EYE and FACE PROTECTION
Thousands of people are blinded each year from work-related eye injuries that could have been prevented with the proper selection and use of eye and face protection. OSHA requires employers to ensure the safety of all employees in the work environment. Eye and face protection must be provided whenever necessary to protect against chemical, environmental, radiological or mechanical irritants and hazards.
Personal Protective Equipment (PPE) including eye and face equipment is required where there is a reasonable probability of injury that can be prevented by such equipment as identified by the hazard analysis completed for each job description (per 29 CFR 1910.132(d)).
In such cases, the employer must make conveniently available a type of protector suitable for the work to be performed, and employees must use such protectors. No unprotected person may knowingly be subjected to a hazardous environmental condition. Suitable eye protectors must be provided where machines or operations present the hazard of flying objects, glare, liquids, injurious radiation, or a combination of these hazards, OSHA 29 CFR 1910.133 (a)(1).
SELECT THE RIGHT PROTECTION FOR THE WORK (links to OSHA for more details)

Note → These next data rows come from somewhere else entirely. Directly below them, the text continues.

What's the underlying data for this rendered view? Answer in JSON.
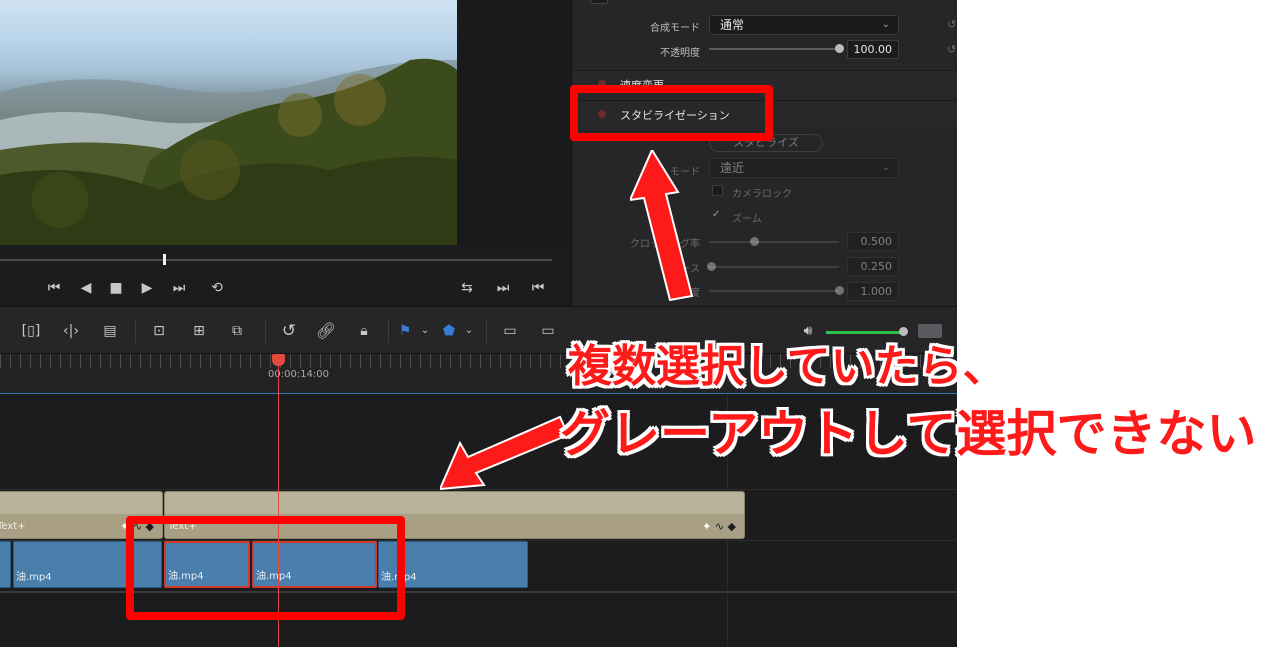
{
  "inspector": {
    "composite_mode_label": "合成モード",
    "composite_mode_value": "通常",
    "opacity_label": "不透明度",
    "opacity_value": "100.00",
    "speed_change_title": "速度変更",
    "stabilization_title": "スタビライゼーション",
    "stabilize_button": "スタビライズ",
    "mode_label": "モード",
    "mode_value": "遠近",
    "camera_lock_label": "カメラロック",
    "zoom_label": "ズーム",
    "cropping_ratio_label": "クロッピング率",
    "cropping_ratio_value": "0.500",
    "smooth_label": "スムース",
    "smooth_value": "0.250",
    "strength_label": "強度",
    "strength_value": "1.000"
  },
  "timeline": {
    "timecode": "00:00:14:00",
    "text_clip_label": "Text+",
    "video_clip_label": "油.mp4"
  },
  "annotation": {
    "line1": "複数選択していたら、",
    "line2": "グレーアウトして選択できない"
  },
  "colors": {
    "annotation_red": "#ff0000",
    "clip_blue": "#497eaa",
    "text_clip": "#b9b29b",
    "playhead": "#e14a3c"
  }
}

Common related tasks
|Flying objects such as large chips, fragments, particles, sand, and dirt.||Chipping, grinding, machining, masonry work, wood working, sawing, drilling, riveting, sanding, etc.|
|Anything emitting extreme heat.||Furnace operations, pouring, casting, hot dipping, welding, etc.|
|Splash, fumes, vapors, and irritating mists.||Acid and chemical handling, degreasing, plating, and working with blood.|
|Harmful dust.||Woodworking, buffing, and general dusty conditions.|
|Radiant energy, glare, and intense light||Welding, torch -cutting, -brazing, -soldering, and laser work.|
EYE PROTECTION AREAS
- A. Corrosive or other chemically hazardous materials.
- B. Hot molten metals.
- C. Heat treatment, tempering or heating of flammable, solvents, corrosives or any other material above its relative flash point or above ambient room temperature, whichever is lower.
- D. Gas or electric arc welding.
- E. Machine shop operations.
- F. Vacuum evaporation, use of cryogenic apparatus or any evacuated experimental system where an implosion hazard exists.
- G. Chemical reactions, including high pressure reactors as well as reactions conducted in glass systems at any temperature or pressure.
- H. Laser laboratories.
- I. Plasma arc.
- J. Any other activity or operation involving mechanical or manual work in any area that is potentially hazardous to the eye.
1. Industrial safety glasses with side shields.
2. Prescription glasses to ANSI standards with safety lenses and frames plus the addition of side shields. Prescription safety glasses may be purchased through Environmental Health and Safety.
3. Depending on the hazard, visitor eyeglasses with side shields may be acceptable for temporary use in hazardous areas. Visitor eyeglasses are available from any safety supplier or via Environmental Health and Safety.
4. When performing especially hazardous tasks, either standard safety goggles or full face shields, whichever are appropriate or both.
Conventional, vented vinyl lab goggles with polycarbonate window material of 0.060-inch minimum thickness are available from most safety supply company or via Environmental Health and Safety.
Faceshields are for protection of the worker's face only. Faceshields shall be used only with primary eye protection.
Eye protection areas mean essentially all operating facilities or laboratories, especially when activities are occurring that involve:
ACCEPTABLE EYE PROTECTION includes:
ANSI Z87.1-1989 Standard.
Eye protection devices, which shall include safety spectacles (with side shields), face shields or goggles, must comply with the American National Standards Institute ANSI Z87.1-1989 Standard. The approved devices will be stamped with Z87 on appropriate components.
All eye protection devices purchased through EH&S do meet these requirements. In the case of chemical goggles, only those with no-fog lenses shall be permitted.
For questions or concerns on safety glasses,
goggles, face protection, or safety in general at NMSU, call EH&S at 575-646-3327. (http://safety.nmsu.edu)
Environmental Health& Safety: MSC-3578, P.O.Box 30001, Academic Research Bldg C, Rm 109
Street delivery address: NMSU, 1620 Standley Dr., Academic Research Bld. C, Las Cruces, NM 88003
Training Office: Academic Research Unit C, rm110 (see map ),
Telephone: 575-646-3327; FAX: 575-646-7898. Website - http://www.nmsu.edu/safety
Send email to David Shearer, EH&S (click here) with questions or comments about this web site.
This page was last updated on 05/12/2011
©2005 NMSU Board of Regents - Legal Information